- The Washington Times - Wednesday, June 15, 2005

It doesn’t get much better than The Lion King at Baltimore’s France-Merrick Performing Arts Center. The vibrantly beautiful musical, built around a simple, earthy tale about a young lion’s coming of age, is as visually and musically dazzling as it was when it premiered in 1997. The stirring score by Elton John and Tim Rice has been “Africanized” by musician Lebo M to incorporate South African polyrhythms and distinct choral singing. And director Julie Taymor’s brilliant stage adaptation brings the entire African savannah to pulsing, heat-struck life through the use of African masks, headdresses, textiles and puppetry. The show is that rarest of beasts, a perfect musical. Through Sept. 4 at 12 North Eutaw St., Baltimore. Tickets are $26.50 to $135. 800/551-7328 or www.france-merrickpac.com.

— Jayne Blanchard

Exotic Japanese Kabuki theater actors and seductive courtesans greet visitors to the Japan Information and Culture Center’s Ukiyo-E: From the Collection of Kawasaki Isago no Sato, opening tomorrow. The Edo Period, from approximately 1603 to 1800, saw Japan beginning to mass-produce art for its rising middle classes, and colorful prints made from ukiyo-e woodblocks were the most popular. The current exhibit, part two of a 253-print display, includes prints by some of the most renowned ukiyo-e artists, such as Katsushika Hokusai, Kitagawa Utamaro, Utagawa Hiroshige and Suzuki Harunobu. Hokusai’s iconic “Thirty-six Views of Mr. Fuji: Warm Breeze, Fair Weather,” known as “the Red Fuji,” is one of the most beautiful and handsome. 1155 21 St. NW. 9 a.m. through 5 p.m. Monday through Friday through July 12. Closed July 4. Free. 202/238-6900.

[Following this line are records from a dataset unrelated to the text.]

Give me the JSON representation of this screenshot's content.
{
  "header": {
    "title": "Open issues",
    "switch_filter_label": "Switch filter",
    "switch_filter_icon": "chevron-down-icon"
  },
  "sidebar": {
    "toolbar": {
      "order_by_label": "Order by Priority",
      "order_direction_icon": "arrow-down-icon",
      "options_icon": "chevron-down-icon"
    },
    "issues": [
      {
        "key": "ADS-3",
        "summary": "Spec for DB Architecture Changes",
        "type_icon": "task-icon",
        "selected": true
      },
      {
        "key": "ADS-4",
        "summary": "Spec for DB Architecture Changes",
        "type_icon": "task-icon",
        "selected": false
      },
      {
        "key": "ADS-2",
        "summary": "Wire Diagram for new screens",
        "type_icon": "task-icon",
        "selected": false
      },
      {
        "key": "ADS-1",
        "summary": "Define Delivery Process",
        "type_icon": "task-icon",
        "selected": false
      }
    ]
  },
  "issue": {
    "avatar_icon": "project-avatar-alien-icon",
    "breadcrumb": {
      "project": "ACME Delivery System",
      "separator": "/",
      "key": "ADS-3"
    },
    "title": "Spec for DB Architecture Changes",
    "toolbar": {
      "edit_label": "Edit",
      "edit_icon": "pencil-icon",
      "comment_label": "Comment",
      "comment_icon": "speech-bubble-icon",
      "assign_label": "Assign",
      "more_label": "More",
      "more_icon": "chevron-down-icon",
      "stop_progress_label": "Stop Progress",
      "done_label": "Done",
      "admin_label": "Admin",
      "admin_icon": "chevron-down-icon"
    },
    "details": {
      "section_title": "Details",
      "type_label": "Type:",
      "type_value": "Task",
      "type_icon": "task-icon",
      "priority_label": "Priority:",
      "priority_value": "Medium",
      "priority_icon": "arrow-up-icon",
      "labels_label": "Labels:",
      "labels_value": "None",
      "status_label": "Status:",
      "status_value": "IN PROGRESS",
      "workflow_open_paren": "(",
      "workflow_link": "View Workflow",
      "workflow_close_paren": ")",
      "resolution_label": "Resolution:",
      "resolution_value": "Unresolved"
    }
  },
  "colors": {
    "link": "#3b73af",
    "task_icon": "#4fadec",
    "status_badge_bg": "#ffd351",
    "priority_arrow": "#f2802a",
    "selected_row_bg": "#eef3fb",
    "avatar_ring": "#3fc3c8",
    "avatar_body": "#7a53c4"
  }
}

— Joanna Shaw-Eagle

Two impressive documentary features, Deep Blue at the Cineplex Odeon Dupont Circle and Shake Hands with the Devil, at the Landmark E Street Cinema, arrive coincidentally with the annual Silverdocs documentary festival at the American Film Institute Silver Theatre. A pictorially awesome study of oceans and sea creatures, “Deep Blue” incorporates some overflow images from the esteemed “Blue Planet” series as well as newly commissioned footage, notably a plunge deep into the Marianas Trench with Mir submersibles. “Shake Hands With the Devil” is a sobering chronicle that recounts the massacres in Rwanda in 1994 from the perspective of the Canadian general whose skeleton force of United Nations “peacekeepers” was unable to stop the calamity.

— Gary Arnold

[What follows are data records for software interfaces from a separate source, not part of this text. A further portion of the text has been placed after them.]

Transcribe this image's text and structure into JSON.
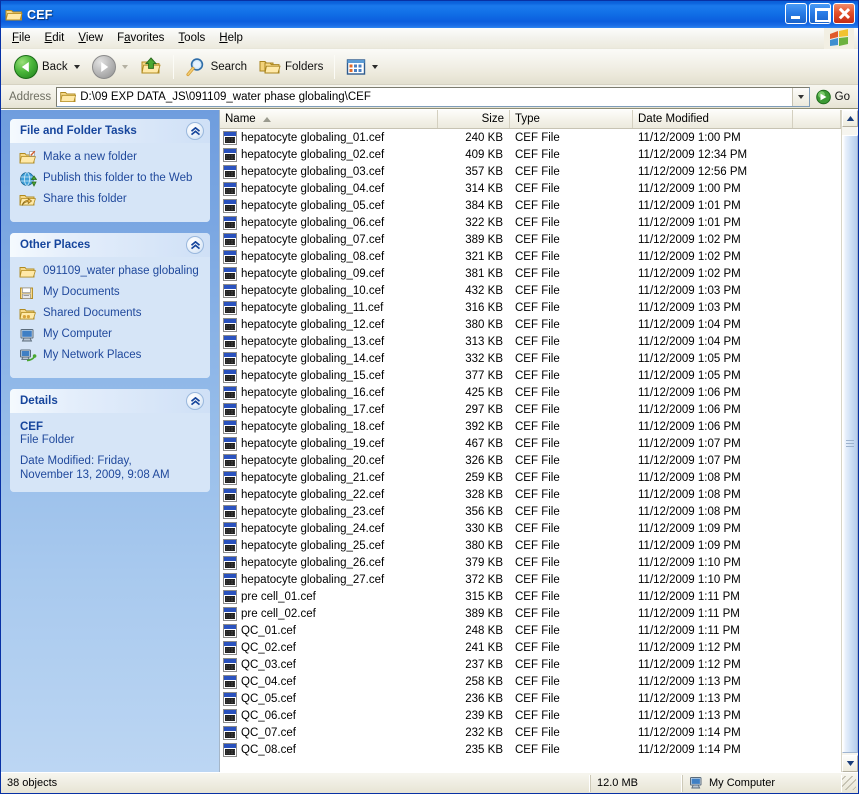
{
  "window": {
    "title": "CEF",
    "icon": "folder-icon",
    "minimize_label": "Minimize",
    "maximize_label": "Maximize",
    "close_label": "Close"
  },
  "menu": {
    "items": [
      {
        "label": "File",
        "accel": "F"
      },
      {
        "label": "Edit",
        "accel": "E"
      },
      {
        "label": "View",
        "accel": "V"
      },
      {
        "label": "Favorites",
        "accel": "a"
      },
      {
        "label": "Tools",
        "accel": "T"
      },
      {
        "label": "Help",
        "accel": "H"
      }
    ]
  },
  "toolbar": {
    "back_label": "Back",
    "forward_label": "Forward",
    "up_label": "Up",
    "search_label": "Search",
    "folders_label": "Folders",
    "views_label": "Views"
  },
  "address": {
    "label": "Address",
    "path": "D:\\09 EXP DATA_JS\\091109_water phase globaling\\CEF",
    "go_label": "Go"
  },
  "sidebar": {
    "panels": [
      {
        "title": "File and Folder Tasks",
        "items": [
          {
            "label": "Make a new folder",
            "icon": "new-folder-icon"
          },
          {
            "label": "Publish this folder to the Web",
            "icon": "publish-web-icon"
          },
          {
            "label": "Share this folder",
            "icon": "share-folder-icon"
          }
        ]
      },
      {
        "title": "Other Places",
        "items": [
          {
            "label": "091109_water phase globaling",
            "icon": "folder-icon"
          },
          {
            "label": "My Documents",
            "icon": "my-documents-icon"
          },
          {
            "label": "Shared Documents",
            "icon": "shared-documents-icon"
          },
          {
            "label": "My Computer",
            "icon": "my-computer-icon"
          },
          {
            "label": "My Network Places",
            "icon": "network-places-icon"
          }
        ]
      }
    ],
    "details": {
      "title": "Details",
      "name": "CEF",
      "kind": "File Folder",
      "date_modified": "Date Modified: Friday,",
      "date_modified_2": "November 13, 2009, 9:08 AM"
    }
  },
  "filelist": {
    "columns": [
      {
        "label": "Name",
        "sorted": "asc"
      },
      {
        "label": "Size"
      },
      {
        "label": "Type"
      },
      {
        "label": "Date Modified"
      }
    ],
    "rows": [
      {
        "name": "hepatocyte globaling_01.cef",
        "size": "240 KB",
        "type": "CEF File",
        "date": "11/12/2009 1:00 PM"
      },
      {
        "name": "hepatocyte globaling_02.cef",
        "size": "409 KB",
        "type": "CEF File",
        "date": "11/12/2009 12:34 PM"
      },
      {
        "name": "hepatocyte globaling_03.cef",
        "size": "357 KB",
        "type": "CEF File",
        "date": "11/12/2009 12:56 PM"
      },
      {
        "name": "hepatocyte globaling_04.cef",
        "size": "314 KB",
        "type": "CEF File",
        "date": "11/12/2009 1:00 PM"
      },
      {
        "name": "hepatocyte globaling_05.cef",
        "size": "384 KB",
        "type": "CEF File",
        "date": "11/12/2009 1:01 PM"
      },
      {
        "name": "hepatocyte globaling_06.cef",
        "size": "322 KB",
        "type": "CEF File",
        "date": "11/12/2009 1:01 PM"
      },
      {
        "name": "hepatocyte globaling_07.cef",
        "size": "389 KB",
        "type": "CEF File",
        "date": "11/12/2009 1:02 PM"
      },
      {
        "name": "hepatocyte globaling_08.cef",
        "size": "321 KB",
        "type": "CEF File",
        "date": "11/12/2009 1:02 PM"
      },
      {
        "name": "hepatocyte globaling_09.cef",
        "size": "381 KB",
        "type": "CEF File",
        "date": "11/12/2009 1:02 PM"
      },
      {
        "name": "hepatocyte globaling_10.cef",
        "size": "432 KB",
        "type": "CEF File",
        "date": "11/12/2009 1:03 PM"
      },
      {
        "name": "hepatocyte globaling_11.cef",
        "size": "316 KB",
        "type": "CEF File",
        "date": "11/12/2009 1:03 PM"
      },
      {
        "name": "hepatocyte globaling_12.cef",
        "size": "380 KB",
        "type": "CEF File",
        "date": "11/12/2009 1:04 PM"
      },
      {
        "name": "hepatocyte globaling_13.cef",
        "size": "313 KB",
        "type": "CEF File",
        "date": "11/12/2009 1:04 PM"
      },
      {
        "name": "hepatocyte globaling_14.cef",
        "size": "332 KB",
        "type": "CEF File",
        "date": "11/12/2009 1:05 PM"
      },
      {
        "name": "hepatocyte globaling_15.cef",
        "size": "377 KB",
        "type": "CEF File",
        "date": "11/12/2009 1:05 PM"
      },
      {
        "name": "hepatocyte globaling_16.cef",
        "size": "425 KB",
        "type": "CEF File",
        "date": "11/12/2009 1:06 PM"
      },
      {
        "name": "hepatocyte globaling_17.cef",
        "size": "297 KB",
        "type": "CEF File",
        "date": "11/12/2009 1:06 PM"
      },
      {
        "name": "hepatocyte globaling_18.cef",
        "size": "392 KB",
        "type": "CEF File",
        "date": "11/12/2009 1:06 PM"
      },
      {
        "name": "hepatocyte globaling_19.cef",
        "size": "467 KB",
        "type": "CEF File",
        "date": "11/12/2009 1:07 PM"
      },
      {
        "name": "hepatocyte globaling_20.cef",
        "size": "326 KB",
        "type": "CEF File",
        "date": "11/12/2009 1:07 PM"
      },
      {
        "name": "hepatocyte globaling_21.cef",
        "size": "259 KB",
        "type": "CEF File",
        "date": "11/12/2009 1:08 PM"
      },
      {
        "name": "hepatocyte globaling_22.cef",
        "size": "328 KB",
        "type": "CEF File",
        "date": "11/12/2009 1:08 PM"
      },
      {
        "name": "hepatocyte globaling_23.cef",
        "size": "356 KB",
        "type": "CEF File",
        "date": "11/12/2009 1:08 PM"
      },
      {
        "name": "hepatocyte globaling_24.cef",
        "size": "330 KB",
        "type": "CEF File",
        "date": "11/12/2009 1:09 PM"
      },
      {
        "name": "hepatocyte globaling_25.cef",
        "size": "380 KB",
        "type": "CEF File",
        "date": "11/12/2009 1:09 PM"
      },
      {
        "name": "hepatocyte globaling_26.cef",
        "size": "379 KB",
        "type": "CEF File",
        "date": "11/12/2009 1:10 PM"
      },
      {
        "name": "hepatocyte globaling_27.cef",
        "size": "372 KB",
        "type": "CEF File",
        "date": "11/12/2009 1:10 PM"
      },
      {
        "name": "pre cell_01.cef",
        "size": "315 KB",
        "type": "CEF File",
        "date": "11/12/2009 1:11 PM"
      },
      {
        "name": "pre cell_02.cef",
        "size": "389 KB",
        "type": "CEF File",
        "date": "11/12/2009 1:11 PM"
      },
      {
        "name": "QC_01.cef",
        "size": "248 KB",
        "type": "CEF File",
        "date": "11/12/2009 1:11 PM"
      },
      {
        "name": "QC_02.cef",
        "size": "241 KB",
        "type": "CEF File",
        "date": "11/12/2009 1:12 PM"
      },
      {
        "name": "QC_03.cef",
        "size": "237 KB",
        "type": "CEF File",
        "date": "11/12/2009 1:12 PM"
      },
      {
        "name": "QC_04.cef",
        "size": "258 KB",
        "type": "CEF File",
        "date": "11/12/2009 1:13 PM"
      },
      {
        "name": "QC_05.cef",
        "size": "236 KB",
        "type": "CEF File",
        "date": "11/12/2009 1:13 PM"
      },
      {
        "name": "QC_06.cef",
        "size": "239 KB",
        "type": "CEF File",
        "date": "11/12/2009 1:13 PM"
      },
      {
        "name": "QC_07.cef",
        "size": "232 KB",
        "type": "CEF File",
        "date": "11/12/2009 1:14 PM"
      },
      {
        "name": "QC_08.cef",
        "size": "235 KB",
        "type": "CEF File",
        "date": "11/12/2009 1:14 PM"
      }
    ]
  },
  "statusbar": {
    "objects": "38 objects",
    "size": "12.0 MB",
    "place": "My Computer"
  },
  "colors": {
    "titlebar_blue": "#0f6ae4",
    "sidebar_blue": "#94bbe9",
    "panel_body": "#d6e5f7",
    "link_text": "#20499c",
    "panel_title": "#16459c",
    "close_red": "#e4512a"
  }
}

Copyright © 2018 The Washington Times, LLC. Click here for reprint permission.

The Washington Times Comment Policy

The Washington Times is switching its third-party commenting system from Disqus to Spot.IM. You will need to either create an account with Spot.im or if you wish to use your Disqus account look under the Conversation for the link "Have a Disqus Account?". Please read our Comment Policy before commenting.

 

Click to Read More and View Comments

Click to Hide